Rodda: It is very hard to be noticed overseas here by bigger labels and touring companies. Temtris was offered a deal with an American company with this album but we decided to stay with Battlegod and keep ownership of our music. It would be nice to hopefully get on some bigger shows overseas though at some point .
Dead Rhetoric: How would you describe Temtris in terms of a live performance? What do you hope the audience is able to walk away from when taking the band in- and what have been some of the more memorable performances for the band over the years?

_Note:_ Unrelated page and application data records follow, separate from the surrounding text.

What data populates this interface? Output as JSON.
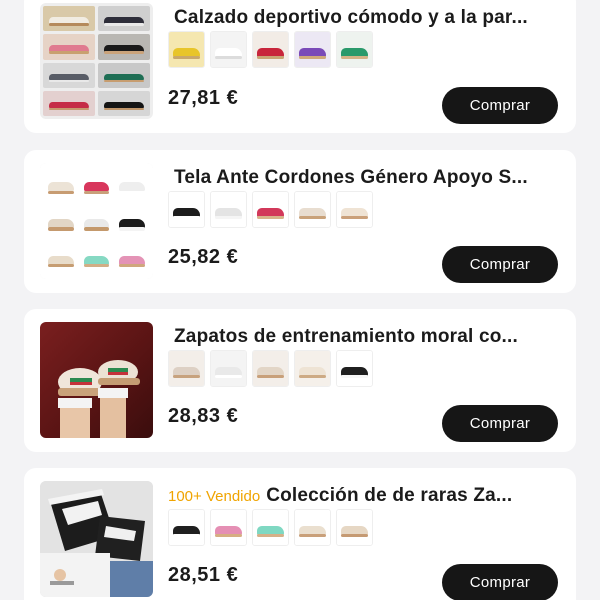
{
  "products": [
    {
      "title": "Calzado deportivo cómodo y a la par...",
      "badge": "",
      "price": "27,81 €",
      "buy_label": "Comprar",
      "thumb_icon": "sneaker-collage-image",
      "swatch_colors": [
        {
          "bg": "#f5e7b0",
          "shoe": "#e8c52a",
          "sole": "#c9a86b"
        },
        {
          "bg": "#f4f4f4",
          "shoe": "#ffffff",
          "sole": "#dcdcdc"
        },
        {
          "bg": "#f2ece6",
          "shoe": "#c8253b",
          "sole": "#c9a574"
        },
        {
          "bg": "#ece8f4",
          "shoe": "#7a4ab8",
          "sole": "#cfa97a"
        },
        {
          "bg": "#eef3ef",
          "shoe": "#2a9a6b",
          "sole": "#d4b386"
        }
      ]
    },
    {
      "title": "Tela Ante Cordones Género Apoyo S...",
      "badge": "",
      "price": "25,82 €",
      "buy_label": "Comprar",
      "thumb_icon": "sneaker-grid-image",
      "swatch_colors": [
        {
          "bg": "#ffffff",
          "shoe": "#1d1d1d",
          "sole": "#ffffff"
        },
        {
          "bg": "#ffffff",
          "shoe": "#e4e4e4",
          "sole": "#f5f5f5"
        },
        {
          "bg": "#ffffff",
          "shoe": "#d2385a",
          "sole": "#d8b48a"
        },
        {
          "bg": "#ffffff",
          "shoe": "#e8ddd0",
          "sole": "#c9a27a"
        },
        {
          "bg": "#ffffff",
          "shoe": "#efe3d4",
          "sole": "#caa07a"
        }
      ]
    },
    {
      "title": "Zapatos de entrenamiento moral co...",
      "badge": "",
      "price": "28,83 €",
      "buy_label": "Comprar",
      "thumb_icon": "sneaker-worn-photo",
      "swatch_colors": [
        {
          "bg": "#f3eee9",
          "shoe": "#ddd0c4",
          "sole": "#c7a27e"
        },
        {
          "bg": "#f4f4f4",
          "shoe": "#e9e9e9",
          "sole": "#ffffff"
        },
        {
          "bg": "#f3eee9",
          "shoe": "#e2d5c6",
          "sole": "#c8a07a"
        },
        {
          "bg": "#f5f0ea",
          "shoe": "#eee3d4",
          "sole": "#cdaa84"
        },
        {
          "bg": "#ffffff",
          "shoe": "#1f1f1f",
          "sole": "#f7f7f7"
        }
      ]
    },
    {
      "title": "Colección de de raras Za...",
      "badge": "100+ Vendido",
      "price": "28,51 €",
      "buy_label": "Comprar",
      "thumb_icon": "sneaker-on-feet-photo",
      "swatch_colors": [
        {
          "bg": "#ffffff",
          "shoe": "#1f1f1f",
          "sole": "#ffffff"
        },
        {
          "bg": "#ffffff",
          "shoe": "#e58fb4",
          "sole": "#d6ae82"
        },
        {
          "bg": "#ffffff",
          "shoe": "#7fd8c2",
          "sole": "#d6b088"
        },
        {
          "bg": "#ffffff",
          "shoe": "#eadfcf",
          "sole": "#c9a07a"
        },
        {
          "bg": "#ffffff",
          "shoe": "#e6d7c4",
          "sole": "#c59a73"
        }
      ]
    }
  ]
}
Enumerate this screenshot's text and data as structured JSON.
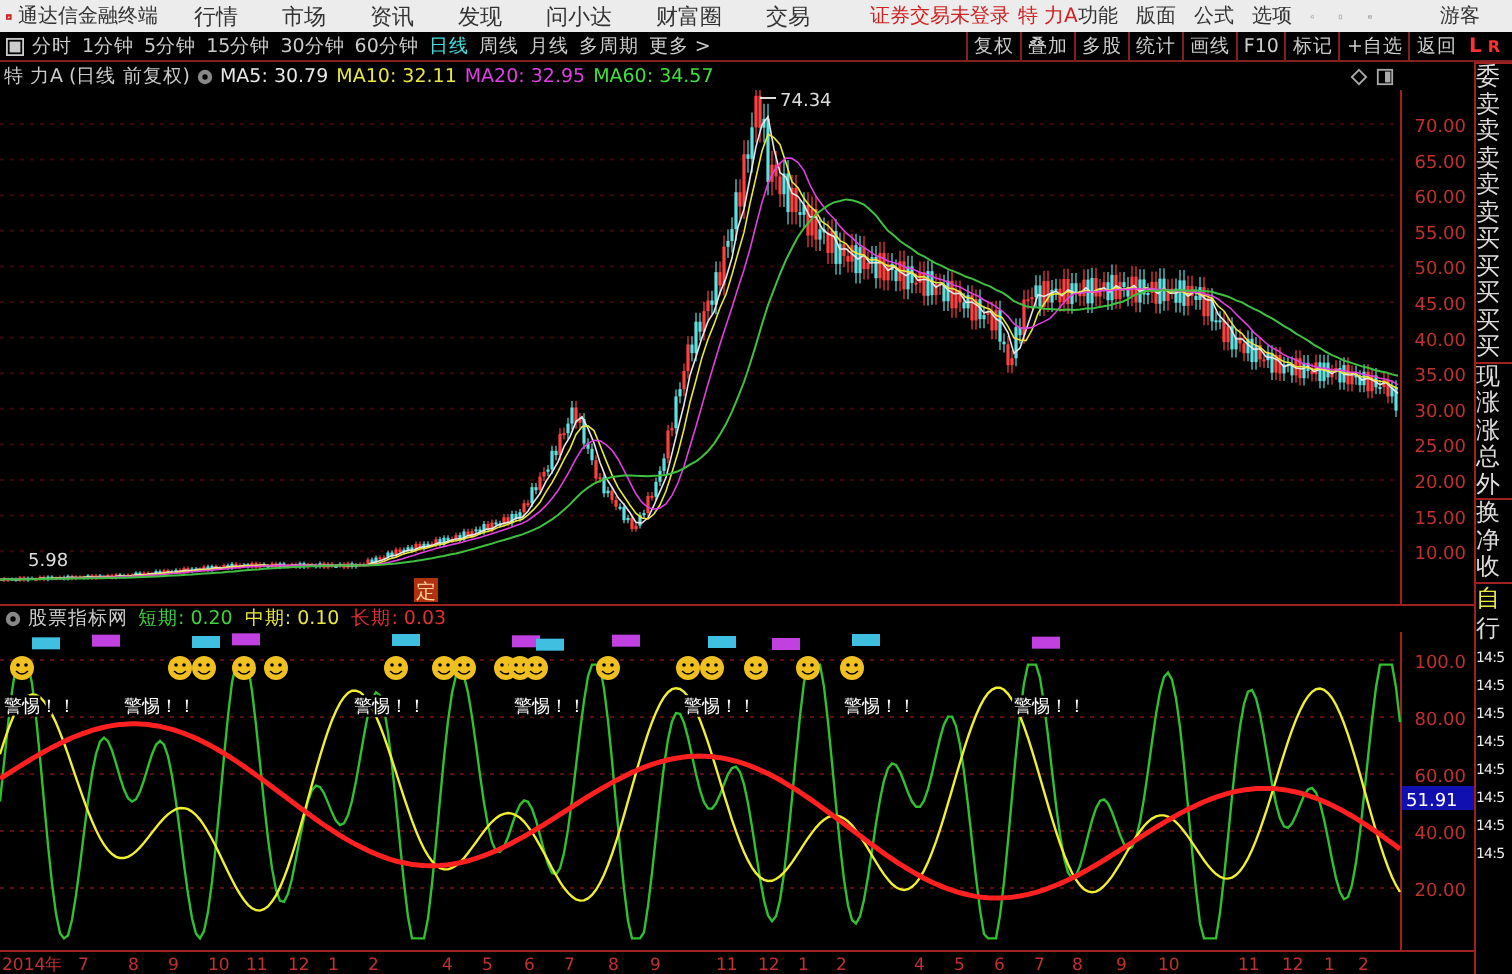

Rodda: Temtris does it’s best to put on a show with energy and a great sound that can match what your hear on our CD’s. But it is live and I would prefer we are not so worried about being perfect on stage so that we are succeeding in interacting with the audience and bringing them into the emotion and energy of the music. My most memorable performance would be opening for Accept in 2014 and playing to a sold out crowd in Sydney. That was pretty amazing.
Dead Rhetoric: Are you content with where Temtris is at in terms of popularity and success – or are there bigger and different goals that you would like to achieve?
Rodda: We are doing amazing things as a band but we have really only reached such a small amount of the metal crowd. I think to get to everyone you really need a bigger label such as Nuclear Blast etc. I would really love to be able to play on some festivals overseas. We have the product, it is just hard to get it noticed amongst all the music that is out there. Having people like yourself taking the time to talk to us helps so much to reach new fans.
Dead Rhetoric: What are some things you like to do in your free time as far as activities, hobbies, and interests to recharge so to speak when not playing music or dealing with your work/families? Do you have the consistent support from friends, family, and significant others when it comes to Temtris?
Rodda: I love to keep fit. I train in Krav Maga once a week which is an Israeli self-defense system. I also hit the gym and pool once a week also. I have two black pugs I love to walk and spend time with. But my family is most important, my two children are amazing and love their metal and learning instruments. It is hard balancing the day job (I work at a special-needs school) and touring but we always find a way to make it work.
Dead Rhetoric: What are your thoughts on the world moving at such a fast pace with instant technology and the internet at our fingertips? Do you think it’s created an unrealistic view of what it takes to become successful in the music industry, versus the hard work and years of development to achieve what you desire?
Rodda: Oh definitely it has it’s good and bad points. We can reach so many people now with the internet, but it has killed sales for musicians and bands. The download/ streaming world is a difficult one and has made selling CD’s a lot harder as you can just stream the album now. Bands make nothing off this, yet it still costs tens of thousands to produce and sell an album. Not to mention tour it and it is getting harder to get fans to live shows as they can sit in the comfort of their home and watch it on YouTube. Home studios are a big thing too at the moment so anyone can make an album, whether or not it’s a good product that is up to the fans to decide.
Dead Rhetoric: What’s on the agenda for Temtris over the next twelve months? Will you be doing another conceptual video for Rapture, any plans for touring/festival action?
Rodda: I would really like to do a couple more clips for Rapture and release a live DVD. We will tour New Zealand in January so we are looking forward that also. Hopefully we can get onto some major festivals also. Thanks for your time and support.